How did the Romans cope with their diseases and were they even aware of their aetiology? The answer to this is the “De Re Rustica” of Terentius Varro. This may surprise us, but hundred years ago we were aware of the presence of microorganisms and their pathogenic effect on humans!

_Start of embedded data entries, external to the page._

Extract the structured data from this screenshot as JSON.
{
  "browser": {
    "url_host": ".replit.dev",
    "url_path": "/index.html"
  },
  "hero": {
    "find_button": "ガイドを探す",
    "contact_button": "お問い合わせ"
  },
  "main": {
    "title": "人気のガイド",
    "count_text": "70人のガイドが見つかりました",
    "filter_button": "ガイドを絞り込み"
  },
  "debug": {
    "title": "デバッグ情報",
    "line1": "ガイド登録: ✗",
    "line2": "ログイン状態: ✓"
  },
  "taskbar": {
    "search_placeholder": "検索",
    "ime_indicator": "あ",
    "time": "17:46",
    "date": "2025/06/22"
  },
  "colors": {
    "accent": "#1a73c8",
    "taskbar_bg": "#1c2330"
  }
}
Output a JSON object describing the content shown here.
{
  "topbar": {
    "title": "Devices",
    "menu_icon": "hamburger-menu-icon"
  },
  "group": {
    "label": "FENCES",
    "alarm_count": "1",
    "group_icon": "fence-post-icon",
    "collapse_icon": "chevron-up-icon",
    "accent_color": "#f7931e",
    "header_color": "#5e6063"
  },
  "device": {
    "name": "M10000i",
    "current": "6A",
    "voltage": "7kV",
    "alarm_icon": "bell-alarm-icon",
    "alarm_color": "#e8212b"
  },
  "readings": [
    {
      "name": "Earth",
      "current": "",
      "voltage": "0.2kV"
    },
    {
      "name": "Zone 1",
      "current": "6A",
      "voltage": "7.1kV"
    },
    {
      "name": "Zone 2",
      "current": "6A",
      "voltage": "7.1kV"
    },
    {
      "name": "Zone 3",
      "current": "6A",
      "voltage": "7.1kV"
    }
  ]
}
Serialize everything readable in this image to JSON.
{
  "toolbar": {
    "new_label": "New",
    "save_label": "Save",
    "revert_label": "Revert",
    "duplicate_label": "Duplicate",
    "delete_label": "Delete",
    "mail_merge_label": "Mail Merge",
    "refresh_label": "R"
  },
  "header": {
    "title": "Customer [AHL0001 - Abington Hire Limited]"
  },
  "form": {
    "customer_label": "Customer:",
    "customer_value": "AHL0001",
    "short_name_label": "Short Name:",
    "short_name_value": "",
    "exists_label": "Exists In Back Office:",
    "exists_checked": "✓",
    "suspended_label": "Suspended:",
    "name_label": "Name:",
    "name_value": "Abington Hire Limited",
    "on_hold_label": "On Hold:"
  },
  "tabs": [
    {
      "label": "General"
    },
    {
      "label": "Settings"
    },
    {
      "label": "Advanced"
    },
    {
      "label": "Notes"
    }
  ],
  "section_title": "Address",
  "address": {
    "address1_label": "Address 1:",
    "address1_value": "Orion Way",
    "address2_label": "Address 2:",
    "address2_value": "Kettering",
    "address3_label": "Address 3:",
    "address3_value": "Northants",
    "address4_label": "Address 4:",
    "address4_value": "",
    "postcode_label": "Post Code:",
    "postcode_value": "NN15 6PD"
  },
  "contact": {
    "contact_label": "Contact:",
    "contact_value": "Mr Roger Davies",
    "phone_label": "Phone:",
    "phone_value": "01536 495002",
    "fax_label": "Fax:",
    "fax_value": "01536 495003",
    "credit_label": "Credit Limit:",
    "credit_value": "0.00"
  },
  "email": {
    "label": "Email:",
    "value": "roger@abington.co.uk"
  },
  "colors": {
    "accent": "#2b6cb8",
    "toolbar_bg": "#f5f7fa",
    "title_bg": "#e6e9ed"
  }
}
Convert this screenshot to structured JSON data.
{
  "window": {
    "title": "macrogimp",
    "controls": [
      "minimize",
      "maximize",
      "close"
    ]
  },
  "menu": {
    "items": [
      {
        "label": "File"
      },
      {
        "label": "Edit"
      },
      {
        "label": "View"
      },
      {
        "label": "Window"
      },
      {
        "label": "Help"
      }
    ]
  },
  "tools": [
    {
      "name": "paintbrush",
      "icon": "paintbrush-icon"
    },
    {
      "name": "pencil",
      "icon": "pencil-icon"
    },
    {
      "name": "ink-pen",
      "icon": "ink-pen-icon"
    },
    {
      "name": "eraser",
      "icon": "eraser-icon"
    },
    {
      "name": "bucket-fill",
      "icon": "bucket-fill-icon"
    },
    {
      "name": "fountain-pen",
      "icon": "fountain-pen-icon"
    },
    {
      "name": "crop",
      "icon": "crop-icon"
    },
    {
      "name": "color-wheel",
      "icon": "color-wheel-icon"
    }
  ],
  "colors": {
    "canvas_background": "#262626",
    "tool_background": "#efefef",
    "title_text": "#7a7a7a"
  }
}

Especial care should be taken, in locating the steading, to place it at the foot of a wooded hill, where there are broad pastures, and so as to be exposed to the most healthful winds that blow in the region. A steading facing the east has the best situation, as it has the shade in summer and the sun in winter. If you are forced to build on the bank of a river, be careful not to let the steading face the river, as it will be extremely cold in winter, and unwholesome in summer. Precautions must also be taken in the neighbourhood of swamps, both for the reasons given, and because there are bred certain minute creatures which cannot be seen by the eyes, which float in the air and enter the body through the mouth and nose and there cause serious diseases.
We don’t know how Varro knew about it, since he adds that creatures were not visible. However, he probably had access to the achievements of science, which, however, lost itself in the darkness of history.
We also have no idea how it happened that knowledge and civilization fell so low that it took almost two thousand years for similar conclusions by Louis Pasteur and Joseph Lister or even later Alexander Fleming.
For example, the Egyptians 4.5 thousand years ago knew the effect of penicillin, although they probably called it differently. In several sources, we find information that lung diseases and wounds were treated with mouldy bread. Manuscripts found on papyri (Ebers Papyrus) to this day put scientists in astonishment, who agree that the knowledge contained there exceeded the knowledge of e.g. Hippocrates and Galen.